EUROPE – The European Union’s directive on pan-European occupational pensions comes into force in one year’s time.

Directive 2003/41/EC “on the activities and supervision of institutions for occupational retirement provision” was published in the EU’s Official Journal on September 23 2003. Member states then had two years to implement the directive – now they have just one.

Leonardo Sforza, director research Europe at Hewitt Associates, said that three countries were at the forefront of implementing the directive: the UK, Ireland and Luxembourg.

But Francis Fernandes, head of actuarial at ABN Amro, said: "With only 365 days to go, UK companies are still waiting to see the detail on two of the key requirements – the prescribed assumptions for calculating technical provisions and the maximum period over which any resulting pension deficits can be removed.

“With most finance directors and corporate treasurers deciding on their budgets for the year ahead, they need to be aware of the potential cash calls as soon as possible - for some, the hike in contributions may simply be too much to absorb.”

Sforza said that the European Commission should be more proactive in helping member states with the implementation of the directive.

"If the Commission also has a position of wait and see, then it is clear that several member states will not meet the September 2005 deadline"

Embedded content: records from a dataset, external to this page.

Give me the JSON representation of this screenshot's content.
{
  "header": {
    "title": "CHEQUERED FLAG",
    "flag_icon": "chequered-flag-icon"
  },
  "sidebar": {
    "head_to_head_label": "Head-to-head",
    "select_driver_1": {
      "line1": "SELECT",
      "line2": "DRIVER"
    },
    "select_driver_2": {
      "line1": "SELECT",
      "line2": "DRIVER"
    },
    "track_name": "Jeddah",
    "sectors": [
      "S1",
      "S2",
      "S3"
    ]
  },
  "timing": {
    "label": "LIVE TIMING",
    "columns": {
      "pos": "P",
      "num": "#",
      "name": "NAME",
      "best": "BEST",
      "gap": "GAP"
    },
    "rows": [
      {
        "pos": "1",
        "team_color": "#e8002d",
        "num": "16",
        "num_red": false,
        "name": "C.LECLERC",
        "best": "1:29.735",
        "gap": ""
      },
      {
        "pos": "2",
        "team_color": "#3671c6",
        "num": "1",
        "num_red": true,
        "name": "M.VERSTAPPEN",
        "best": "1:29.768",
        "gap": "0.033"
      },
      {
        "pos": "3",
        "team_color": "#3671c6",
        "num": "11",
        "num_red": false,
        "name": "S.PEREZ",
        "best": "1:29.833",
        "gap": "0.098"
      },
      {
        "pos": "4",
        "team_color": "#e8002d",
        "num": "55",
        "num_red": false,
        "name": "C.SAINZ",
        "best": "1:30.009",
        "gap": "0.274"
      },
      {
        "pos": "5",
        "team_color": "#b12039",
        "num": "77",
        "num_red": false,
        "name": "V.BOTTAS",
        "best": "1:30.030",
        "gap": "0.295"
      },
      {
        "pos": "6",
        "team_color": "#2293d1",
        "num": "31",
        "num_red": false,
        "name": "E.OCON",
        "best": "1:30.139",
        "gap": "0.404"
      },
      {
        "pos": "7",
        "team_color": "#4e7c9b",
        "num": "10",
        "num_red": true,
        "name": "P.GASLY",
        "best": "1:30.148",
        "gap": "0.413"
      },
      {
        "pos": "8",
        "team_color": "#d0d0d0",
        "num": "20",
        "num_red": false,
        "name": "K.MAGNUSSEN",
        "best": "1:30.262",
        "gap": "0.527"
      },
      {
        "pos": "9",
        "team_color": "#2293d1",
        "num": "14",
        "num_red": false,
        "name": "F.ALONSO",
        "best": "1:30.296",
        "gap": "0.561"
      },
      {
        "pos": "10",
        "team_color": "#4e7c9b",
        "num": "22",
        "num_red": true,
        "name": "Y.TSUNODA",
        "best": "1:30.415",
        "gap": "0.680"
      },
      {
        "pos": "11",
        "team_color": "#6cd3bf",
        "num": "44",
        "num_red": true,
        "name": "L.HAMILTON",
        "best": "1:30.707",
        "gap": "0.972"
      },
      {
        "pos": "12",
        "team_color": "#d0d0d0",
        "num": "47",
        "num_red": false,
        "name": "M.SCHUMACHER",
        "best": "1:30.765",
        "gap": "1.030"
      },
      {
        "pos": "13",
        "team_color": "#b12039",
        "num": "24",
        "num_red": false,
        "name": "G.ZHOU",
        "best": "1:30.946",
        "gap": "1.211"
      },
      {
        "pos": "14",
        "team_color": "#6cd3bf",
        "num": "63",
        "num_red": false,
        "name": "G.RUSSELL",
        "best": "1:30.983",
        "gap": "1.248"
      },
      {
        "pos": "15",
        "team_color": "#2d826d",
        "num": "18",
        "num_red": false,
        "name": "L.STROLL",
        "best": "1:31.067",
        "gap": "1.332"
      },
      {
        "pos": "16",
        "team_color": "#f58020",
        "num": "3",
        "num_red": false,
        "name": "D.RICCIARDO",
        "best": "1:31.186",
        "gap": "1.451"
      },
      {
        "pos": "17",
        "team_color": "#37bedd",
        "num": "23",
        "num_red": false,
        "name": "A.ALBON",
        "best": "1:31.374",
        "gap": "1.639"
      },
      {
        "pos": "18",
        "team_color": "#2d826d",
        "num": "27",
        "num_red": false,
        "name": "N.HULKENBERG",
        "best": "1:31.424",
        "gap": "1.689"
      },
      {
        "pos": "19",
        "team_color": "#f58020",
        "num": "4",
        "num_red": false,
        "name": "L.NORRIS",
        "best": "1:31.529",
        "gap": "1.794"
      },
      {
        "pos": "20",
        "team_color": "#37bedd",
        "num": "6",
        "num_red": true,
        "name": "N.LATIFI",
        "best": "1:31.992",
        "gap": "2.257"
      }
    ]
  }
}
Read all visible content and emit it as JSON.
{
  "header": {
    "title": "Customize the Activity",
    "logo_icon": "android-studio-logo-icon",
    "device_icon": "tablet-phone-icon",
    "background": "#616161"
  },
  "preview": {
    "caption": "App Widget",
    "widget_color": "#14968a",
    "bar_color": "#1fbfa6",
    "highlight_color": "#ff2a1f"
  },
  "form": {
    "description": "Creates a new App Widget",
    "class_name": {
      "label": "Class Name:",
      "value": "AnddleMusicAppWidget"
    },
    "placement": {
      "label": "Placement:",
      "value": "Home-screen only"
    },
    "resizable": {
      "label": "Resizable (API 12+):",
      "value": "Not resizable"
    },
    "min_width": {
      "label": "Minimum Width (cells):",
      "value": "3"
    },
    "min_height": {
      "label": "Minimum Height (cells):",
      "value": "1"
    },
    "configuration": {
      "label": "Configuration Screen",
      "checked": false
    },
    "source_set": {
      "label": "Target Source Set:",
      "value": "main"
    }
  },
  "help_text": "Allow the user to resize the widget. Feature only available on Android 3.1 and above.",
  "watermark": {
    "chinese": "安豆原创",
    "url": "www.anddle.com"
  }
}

Fernandes said the Statutory Funding Objective set out in the UK’s Pensions Bill was likely to see more matching of liabilities – which will increase the demand for long-dated and index-linked government bonds, and long-dated corporate bonds.

“This demand is likely to outstrip supply, which itself could exacerbate the problems in liability matching,” Fernandes said.

Keith Jecks, ABN Amro’s global head of pension fund coverage said UK firms were “pre-occupied” with Pension Protection Fund levies - rather than an increase in contribution rates required to cover the directive’s technical provisions.

“At one extreme, you might interpret ‘technical provisions’ as reserving for pension promises based on risk-free returns - which would increase deficits well beyond those we have seen under the accounting standard FRS 17.”

The Netherlands seems further down the line on the detail of how it will apply technical provisions than the UK,” Fernandes added.

“However, when it comes to the pensions accounting numbers soon to appear under IAS19, there may be some raised eyebrows from readers of Dutch accounts - at least, FRS17 in the UK has already brought the deficit issue out into the open.”

Another element of the European directive to watch is the impact on future pan-European schemes, said Fernandes.

“If the various member states are operating under slightly different interpretations of ‘technical provisions’ - with one country being much less prudent than another - this could lead to difficulties unless there is some ring-fencing of each member state's assets and liabilities within the cross-border pension scheme.”